North Korea reportedly launched two short-range ballistic missiles into the Sea of Japan on Sunday morning, boosting tensions ahead of another round of talks Tuesday with Tokyo on the abduction issue.

According to South Korea’s Yonhap news agency, South Korean military officials said two missiles with a range of 500 km were fired from Wonsan, on North Korea’s eastern coast, between 4:50 a.m. and 4:58 a.m.

A North Korean Foreign Ministry official told Kyodo News that the launch was part of routine military exercises and would have “no influence” on the abduction talks.

The missiles were probably fired to show off Pyongyang’s military might ahead of a visit to Seoul by Chinese President Xi Jinping on July 3 and 4, Yonhap quoted South Korean military sources as saying.

The launch was the second in the Sea of Japan, which South Korea calls the East Sea, in three days, following the firing of what Pyongyang called a “cutting edge” precision-guided missile Thursday.

Japan’s Defense Ministry confirmed that multiple ballistic missiles were fired into the Sea of Japan on Sunday morning, but no further details were immediately available.

Defense Minister Itsunori Onodera told reporters that the launches would raise concerns among neighboring countries, and do nothing to further the abduction talks.

“If (the North) keeps firings missiles, it would pose a grave problem for neighboring countries,” he said.

“Various negotiations with North Korea have been arranged right now (over the abduction issue). The firing won’t benefit them,” Onodera said, adding that Japan had already filed a protest with North Korea through its embassy in Beijing.

United Nations resolutions ban the North from launching ballistic missiles.

Whether Prime Minister Shinzo Abe’s Cabinet will continue diplomatic talks on the abduction issue is expected to be the focus of public attention in Japan.

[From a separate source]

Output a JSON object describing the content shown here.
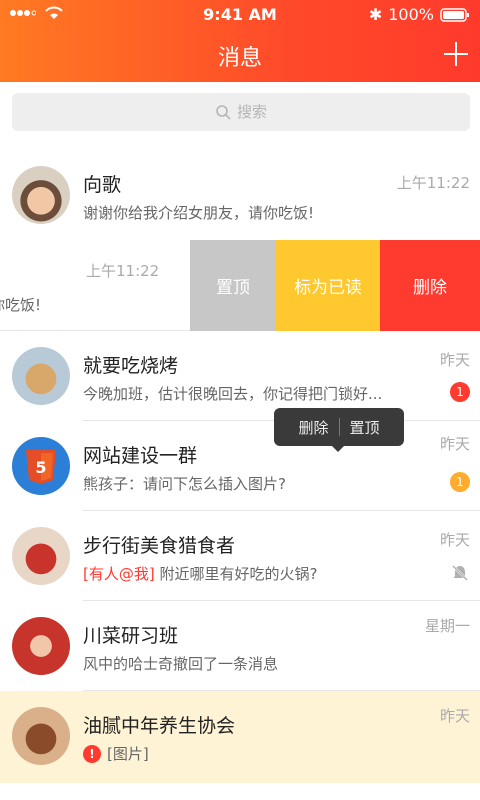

When Pyongyang test-fired ballistic missiles in December 2012, the Cabinet of then-Prime Minister Yoshihiko Noda suspended diplomatic talks that were being held with Pyongyang in protest.

Later Sunday, Foreign Minister Fumio Kishida told reporters that he was not thinking of changing the schedule of the abduction talks, which are scheduled to be held Tuesday in Beijing, according to Kyodo News.

At a meeting in Fukuoka of family members of Japanese abducted by the North, Keiji Furuya, minister in charge of the abduction issue, said the launches were “within expectations,” adding that the government is committed to resolving the issue.

Tokyo says at least 17 Japanese were abducted by North Korean spies in the 1970s and ’80s. In 2002, the North allowed five to return to Japan and claimed the rest had died or never even entered North Korea.

Abe has apparently staked his hopes on the next round of talks, after the North promised to set up an investigation committee to look into the abductions and for possible survivors.

In return, Japan has promised to lift some of its economic sanctions against the North. However, it has reserved the right to halt the lifting of sanctions if it finds the committee “untrustworthy.”

Information from Kyodo and Jiji added